(Data records)
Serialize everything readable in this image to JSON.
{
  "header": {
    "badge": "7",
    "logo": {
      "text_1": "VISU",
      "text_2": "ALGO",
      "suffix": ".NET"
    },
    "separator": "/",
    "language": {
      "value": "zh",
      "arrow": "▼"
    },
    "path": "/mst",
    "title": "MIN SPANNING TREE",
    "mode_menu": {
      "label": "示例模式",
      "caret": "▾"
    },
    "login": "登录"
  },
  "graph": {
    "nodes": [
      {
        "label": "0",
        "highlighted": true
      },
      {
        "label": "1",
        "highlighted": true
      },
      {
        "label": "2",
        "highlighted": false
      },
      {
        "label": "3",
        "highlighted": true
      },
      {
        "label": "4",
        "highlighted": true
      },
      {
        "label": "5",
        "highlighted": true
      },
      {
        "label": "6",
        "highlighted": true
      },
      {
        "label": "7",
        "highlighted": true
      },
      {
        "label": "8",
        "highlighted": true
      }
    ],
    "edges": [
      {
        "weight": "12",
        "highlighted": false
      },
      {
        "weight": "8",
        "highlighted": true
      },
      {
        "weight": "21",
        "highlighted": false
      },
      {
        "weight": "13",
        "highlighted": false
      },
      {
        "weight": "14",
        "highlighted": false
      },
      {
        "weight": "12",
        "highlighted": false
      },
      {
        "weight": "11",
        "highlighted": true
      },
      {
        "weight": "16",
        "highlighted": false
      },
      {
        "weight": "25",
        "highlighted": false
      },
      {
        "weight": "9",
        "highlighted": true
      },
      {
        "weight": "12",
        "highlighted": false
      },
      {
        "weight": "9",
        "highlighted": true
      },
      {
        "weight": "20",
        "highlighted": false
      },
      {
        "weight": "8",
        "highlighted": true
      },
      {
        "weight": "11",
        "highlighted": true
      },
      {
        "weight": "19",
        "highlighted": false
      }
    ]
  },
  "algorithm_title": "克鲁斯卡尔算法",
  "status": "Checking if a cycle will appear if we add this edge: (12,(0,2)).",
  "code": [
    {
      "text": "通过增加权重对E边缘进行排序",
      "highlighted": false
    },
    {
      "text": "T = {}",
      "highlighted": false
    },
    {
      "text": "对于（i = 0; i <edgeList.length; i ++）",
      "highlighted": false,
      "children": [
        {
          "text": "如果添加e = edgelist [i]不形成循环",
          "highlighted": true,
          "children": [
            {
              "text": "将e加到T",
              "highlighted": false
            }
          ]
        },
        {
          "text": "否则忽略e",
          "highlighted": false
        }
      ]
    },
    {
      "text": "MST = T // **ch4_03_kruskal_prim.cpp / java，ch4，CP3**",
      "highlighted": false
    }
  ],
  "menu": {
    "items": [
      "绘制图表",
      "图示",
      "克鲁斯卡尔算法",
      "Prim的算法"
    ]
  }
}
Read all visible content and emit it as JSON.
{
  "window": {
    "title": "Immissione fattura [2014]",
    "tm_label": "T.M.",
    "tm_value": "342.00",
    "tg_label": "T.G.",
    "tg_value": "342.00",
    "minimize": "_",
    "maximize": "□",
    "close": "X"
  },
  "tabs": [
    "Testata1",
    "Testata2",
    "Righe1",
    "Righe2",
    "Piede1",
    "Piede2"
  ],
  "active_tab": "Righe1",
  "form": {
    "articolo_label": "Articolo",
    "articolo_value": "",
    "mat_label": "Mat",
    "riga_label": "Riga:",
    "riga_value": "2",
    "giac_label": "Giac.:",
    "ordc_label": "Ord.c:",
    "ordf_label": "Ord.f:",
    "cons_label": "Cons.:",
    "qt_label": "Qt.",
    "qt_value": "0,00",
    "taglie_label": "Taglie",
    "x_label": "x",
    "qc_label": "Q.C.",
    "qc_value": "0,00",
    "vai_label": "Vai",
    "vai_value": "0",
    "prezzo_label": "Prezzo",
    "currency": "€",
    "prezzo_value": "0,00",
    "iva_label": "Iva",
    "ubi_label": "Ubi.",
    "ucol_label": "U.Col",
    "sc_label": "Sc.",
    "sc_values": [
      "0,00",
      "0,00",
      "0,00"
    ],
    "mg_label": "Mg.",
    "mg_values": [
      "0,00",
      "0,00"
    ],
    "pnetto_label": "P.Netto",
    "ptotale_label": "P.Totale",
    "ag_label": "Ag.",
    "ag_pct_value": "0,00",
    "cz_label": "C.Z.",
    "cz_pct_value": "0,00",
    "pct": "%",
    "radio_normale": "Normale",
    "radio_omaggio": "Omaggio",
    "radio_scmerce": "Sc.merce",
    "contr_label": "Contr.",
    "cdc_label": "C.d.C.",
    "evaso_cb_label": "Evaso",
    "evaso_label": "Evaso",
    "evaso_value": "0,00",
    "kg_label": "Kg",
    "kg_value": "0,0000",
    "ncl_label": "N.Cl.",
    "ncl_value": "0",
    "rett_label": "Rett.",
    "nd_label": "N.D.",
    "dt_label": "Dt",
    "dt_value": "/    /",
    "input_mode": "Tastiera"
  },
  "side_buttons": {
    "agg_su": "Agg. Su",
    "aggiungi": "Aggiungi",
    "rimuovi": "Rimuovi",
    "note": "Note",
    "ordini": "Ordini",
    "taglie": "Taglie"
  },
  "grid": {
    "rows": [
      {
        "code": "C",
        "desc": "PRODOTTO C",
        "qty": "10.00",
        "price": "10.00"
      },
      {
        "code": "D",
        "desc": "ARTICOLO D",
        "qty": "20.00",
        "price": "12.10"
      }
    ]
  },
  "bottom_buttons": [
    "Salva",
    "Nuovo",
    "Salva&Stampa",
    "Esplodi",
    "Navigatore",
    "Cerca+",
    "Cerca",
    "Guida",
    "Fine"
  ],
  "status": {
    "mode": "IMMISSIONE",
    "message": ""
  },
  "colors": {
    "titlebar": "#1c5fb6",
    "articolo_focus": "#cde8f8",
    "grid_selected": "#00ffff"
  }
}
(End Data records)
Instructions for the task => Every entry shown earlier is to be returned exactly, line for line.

Written answer =>
Serialize everything readable in this image to JSON.
{
  "header": {
    "badge": "7",
    "logo": {
      "text_1": "VISU",
      "text_2": "ALGO",
      "suffix": ".NET"
    },
    "separator": "/",
    "language": {
      "value": "zh",
      "arrow": "▼"
    },
    "path": "/mst",
    "title": "MIN SPANNING TREE",
    "mode_menu": {
      "label": "示例模式",
      "caret": "▾"
    },
    "login": "登录"
  },
  "graph": {
    "nodes": [
      {
        "label": "0",
        "highlighted": true
      },
      {
        "label": "1",
        "highlighted": true
      },
      {
        "label": "2",
        "highlighted": false
      },
      {
        "label": "3",
        "highlighted": true
      },
      {
        "label": "4",
        "highlighted": true
      },
      {
        "label": "5",
        "highlighted": true
      },
      {
        "label": "6",
        "highlighted": true
      },
      {
        "label": "7",
        "highlighted": true
      },
      {
        "label": "8",
        "highlighted": true
      }
    ],
    "edges": [
      {
        "weight": "12",
        "highlighted": false
      },
      {
        "weight": "8",
        "highlighted": true
      },
      {
        "weight": "21",
        "highlighted": false
      },
      {
        "weight": "13",
        "highlighted": false
      },
      {
        "weight": "14",
        "highlighted": false
      },
      {
        "weight": "12",
        "highlighted": false
      },
      {
        "weight": "11",
        "highlighted": true
      },
      {
        "weight": "16",
        "highlighted": false
      },
      {
        "weight": "25",
        "highlighted": false
      },
      {
        "weight": "9",
        "highlighted": true
      },
      {
        "weight": "12",
        "highlighted": false
      },
      {
        "weight": "9",
        "highlighted": true
      },
      {
        "weight": "20",
        "highlighted": false
      },
      {
        "weight": "8",
        "highlighted": true
      },
      {
        "weight": "11",
        "highlighted": true
      },
      {
        "weight": "19",
        "highlighted": false
      }
    ]
  },
  "algorithm_title": "克鲁斯卡尔算法",
  "status": "Checking if a cycle will appear if we add this edge: (12,(0,2)).",
  "code": [
    {
      "text": "通过增加权重对E边缘进行排序",
      "highlighted": false
    },
    {
      "text": "T = {}",
      "highlighted": false
    },
    {
      "text": "对于（i = 0; i <edgeList.length; i ++）",
      "highlighted": false,
      "children": [
        {
          "text": "如果添加e = edgelist [i]不形成循环",
          "highlighted": true,
          "children": [
            {
              "text": "将e加到T",
              "highlighted": false
            }
          ]
        },
        {
          "text": "否则忽略e",
          "highlighted": false
        }
      ]
    },
    {
      "text": "MST = T // **ch4_03_kruskal_prim.cpp / java，ch4，CP3**",
      "highlighted": false
    }
  ],
  "menu": {
    "items": [
      "绘制图表",
      "图示",
      "克鲁斯卡尔算法",
      "Prim的算法"
    ]
  }
}
Read all visible content and emit it as JSON.
{
  "window": {
    "title": "Immissione fattura [2014]",
    "tm_label": "T.M.",
    "tm_value": "342.00",
    "tg_label": "T.G.",
    "tg_value": "342.00",
    "minimize": "_",
    "maximize": "□",
    "close": "X"
  },
  "tabs": [
    "Testata1",
    "Testata2",
    "Righe1",
    "Righe2",
    "Piede1",
    "Piede2"
  ],
  "active_tab": "Righe1",
  "form": {
    "articolo_label": "Articolo",
    "articolo_value": "",
    "mat_label": "Mat",
    "riga_label": "Riga:",
    "riga_value": "2",
    "giac_label": "Giac.:",
    "ordc_label": "Ord.c:",
    "ordf_label": "Ord.f:",
    "cons_label": "Cons.:",
    "qt_label": "Qt.",
    "qt_value": "0,00",
    "taglie_label": "Taglie",
    "x_label": "x",
    "qc_label": "Q.C.",
    "qc_value": "0,00",
    "vai_label": "Vai",
    "vai_value": "0",
    "prezzo_label": "Prezzo",
    "currency": "€",
    "prezzo_value": "0,00",
    "iva_label": "Iva",
    "ubi_label": "Ubi.",
    "ucol_label": "U.Col",
    "sc_label": "Sc.",
    "sc_values": [
      "0,00",
      "0,00",
      "0,00"
    ],
    "mg_label": "Mg.",
    "mg_values": [
      "0,00",
      "0,00"
    ],
    "pnetto_label": "P.Netto",
    "ptotale_label": "P.Totale",
    "ag_label": "Ag.",
    "ag_pct_value": "0,00",
    "cz_label": "C.Z.",
    "cz_pct_value": "0,00",
    "pct": "%",
    "radio_normale": "Normale",
    "radio_omaggio": "Omaggio",
    "radio_scmerce": "Sc.merce",
    "contr_label": "Contr.",
    "cdc_label": "C.d.C.",
    "evaso_cb_label": "Evaso",
    "evaso_label": "Evaso",
    "evaso_value": "0,00",
    "kg_label": "Kg",
    "kg_value": "0,0000",
    "ncl_label": "N.Cl.",
    "ncl_value": "0",
    "rett_label": "Rett.",
    "nd_label": "N.D.",
    "dt_label": "Dt",
    "dt_value": "/    /",
    "input_mode": "Tastiera"
  },
  "side_buttons": {
    "agg_su": "Agg. Su",
    "aggiungi": "Aggiungi",
    "rimuovi": "Rimuovi",
    "note": "Note",
    "ordini": "Ordini",
    "taglie": "Taglie"
  },
  "grid": {
    "rows": [
      {
        "code": "C",
        "desc": "PRODOTTO C",
        "qty": "10.00",
        "price": "10.00"
      },
      {
        "code": "D",
        "desc": "ARTICOLO D",
        "qty": "20.00",
        "price": "12.10"
      }
    ]
  },
  "bottom_buttons": [
    "Salva",
    "Nuovo",
    "Salva&Stampa",
    "Esplodi",
    "Navigatore",
    "Cerca+",
    "Cerca",
    "Guida",
    "Fine"
  ],
  "status": {
    "mode": "IMMISSIONE",
    "message": ""
  },
  "colors": {
    "titlebar": "#1c5fb6",
    "articolo_focus": "#cde8f8",
    "grid_selected": "#00ffff"
  }
}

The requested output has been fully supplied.